§ YOUR OBJECTIVE
Go through the records below and tally the lines that include "name". Answer with the number only.

§ RECORDS PROVIDED
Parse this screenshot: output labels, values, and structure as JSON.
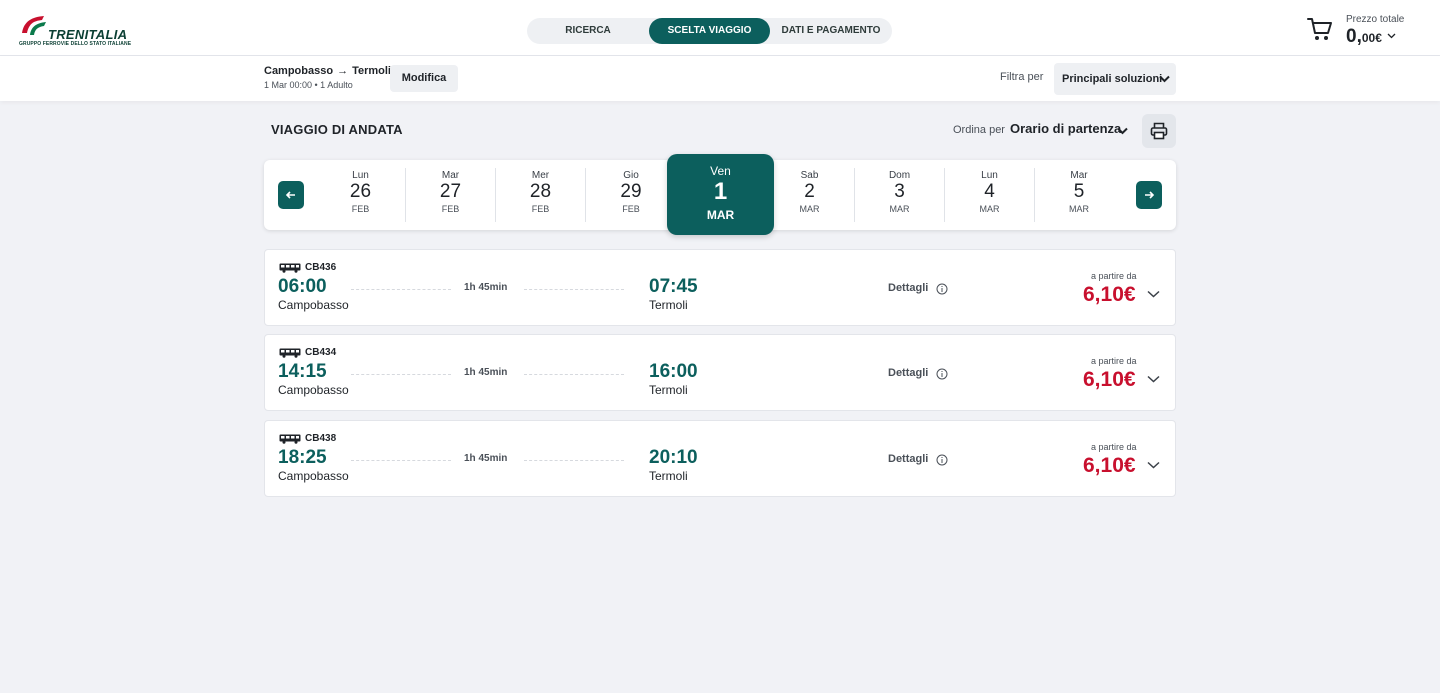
{
  "header": {
    "logo_text": "TRENITALIA",
    "logo_subtext": "GRUPPO FERROVIE DELLO STATO ITALIANE",
    "steps": [
      {
        "label": "RICERCA"
      },
      {
        "label": "SCELTA VIAGGIO"
      },
      {
        "label": "DATI E PAGAMENTO"
      }
    ],
    "active_step": 1,
    "cart": {
      "label": "Prezzo totale",
      "price_main": "0,",
      "price_decimals": "00€"
    }
  },
  "subheader": {
    "origin": "Campobasso",
    "destination": "Termoli",
    "arrow": "→",
    "details": "1 Mar 00:00 • 1 Adulto",
    "modify_label": "Modifica",
    "filter_label": "Filtra per",
    "filter_value": "Principali soluzioni"
  },
  "section": {
    "title": "VIAGGIO DI ANDATA",
    "sort_label": "Ordina per",
    "sort_value": "Orario di partenza"
  },
  "dates": [
    {
      "name": "Lun",
      "day": "26",
      "month": "FEB"
    },
    {
      "name": "Mar",
      "day": "27",
      "month": "FEB"
    },
    {
      "name": "Mer",
      "day": "28",
      "month": "FEB"
    },
    {
      "name": "Gio",
      "day": "29",
      "month": "FEB"
    },
    {
      "name": "Ven",
      "day": "1",
      "month": "MAR"
    },
    {
      "name": "Sab",
      "day": "2",
      "month": "MAR"
    },
    {
      "name": "Dom",
      "day": "3",
      "month": "MAR"
    },
    {
      "name": "Lun",
      "day": "4",
      "month": "MAR"
    },
    {
      "name": "Mar",
      "day": "5",
      "month": "MAR"
    }
  ],
  "solutions": [
    {
      "code": "CB436",
      "departure_time": "06:00",
      "departure_station": "Campobasso",
      "duration": "1h 45min",
      "arrival_time": "07:45",
      "arrival_station": "Termoli",
      "details_label": "Dettagli",
      "from_label": "a partire da",
      "price": "6,10€"
    },
    {
      "code": "CB434",
      "departure_time": "14:15",
      "departure_station": "Campobasso",
      "duration": "1h 45min",
      "arrival_time": "16:00",
      "arrival_station": "Termoli",
      "details_label": "Dettagli",
      "from_label": "a partire da",
      "price": "6,10€"
    },
    {
      "code": "CB438",
      "departure_time": "18:25",
      "departure_station": "Campobasso",
      "duration": "1h 45min",
      "arrival_time": "20:10",
      "arrival_station": "Termoli",
      "details_label": "Dettagli",
      "from_label": "a partire da",
      "price": "6,10€"
    }
  ],
  "colors": {
    "primary": "#0c5f5d",
    "price": "#c8102e",
    "background": "#f1f2f6"
  }
}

§ RESPONSE BELOW
9